→ TASK TO COMPLETE
Without the pictures, write out all the lines below exactly as they appear.

→ RECORDS PROVIDED
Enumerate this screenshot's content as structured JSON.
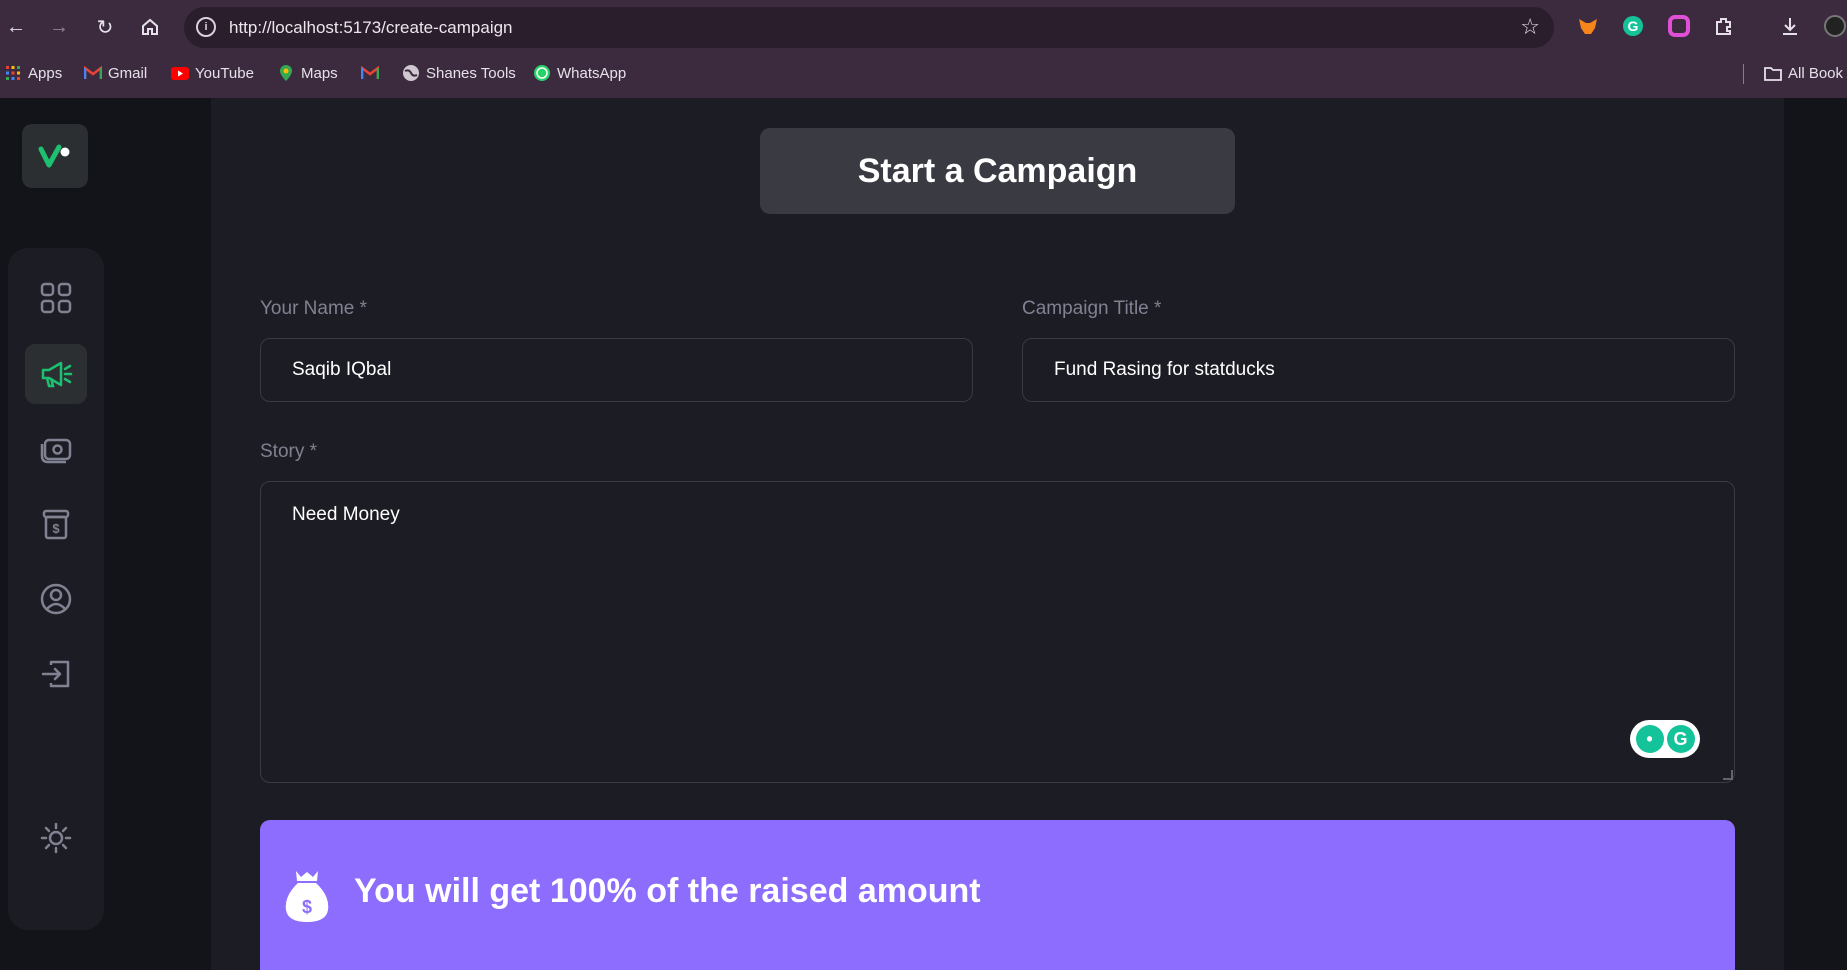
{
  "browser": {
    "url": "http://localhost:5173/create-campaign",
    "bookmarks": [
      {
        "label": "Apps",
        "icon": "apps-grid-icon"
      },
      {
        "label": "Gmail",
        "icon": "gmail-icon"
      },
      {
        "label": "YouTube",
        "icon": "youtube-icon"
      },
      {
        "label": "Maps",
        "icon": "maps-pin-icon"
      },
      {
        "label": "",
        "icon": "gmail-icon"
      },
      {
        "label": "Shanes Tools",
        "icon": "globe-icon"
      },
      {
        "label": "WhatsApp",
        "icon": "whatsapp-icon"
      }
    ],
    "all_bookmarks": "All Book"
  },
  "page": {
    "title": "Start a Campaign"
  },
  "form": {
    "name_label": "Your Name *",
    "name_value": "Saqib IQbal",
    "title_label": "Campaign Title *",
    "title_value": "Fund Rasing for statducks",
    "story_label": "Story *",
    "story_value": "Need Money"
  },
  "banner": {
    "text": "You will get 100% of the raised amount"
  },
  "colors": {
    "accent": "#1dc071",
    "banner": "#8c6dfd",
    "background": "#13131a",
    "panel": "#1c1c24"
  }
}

→ SOLUTION BELOW
Enumerate this screenshot's content as structured JSON.
{
  "browser": {
    "url": "http://localhost:5173/create-campaign",
    "bookmarks": [
      {
        "label": "Apps",
        "icon": "apps-grid-icon"
      },
      {
        "label": "Gmail",
        "icon": "gmail-icon"
      },
      {
        "label": "YouTube",
        "icon": "youtube-icon"
      },
      {
        "label": "Maps",
        "icon": "maps-pin-icon"
      },
      {
        "label": "",
        "icon": "gmail-icon"
      },
      {
        "label": "Shanes Tools",
        "icon": "globe-icon"
      },
      {
        "label": "WhatsApp",
        "icon": "whatsapp-icon"
      }
    ],
    "all_bookmarks": "All Book"
  },
  "page": {
    "title": "Start a Campaign"
  },
  "form": {
    "name_label": "Your Name *",
    "name_value": "Saqib IQbal",
    "title_label": "Campaign Title *",
    "title_value": "Fund Rasing for statducks",
    "story_label": "Story *",
    "story_value": "Need Money"
  },
  "banner": {
    "text": "You will get 100% of the raised amount"
  },
  "colors": {
    "accent": "#1dc071",
    "banner": "#8c6dfd",
    "background": "#13131a",
    "panel": "#1c1c24"
  }
}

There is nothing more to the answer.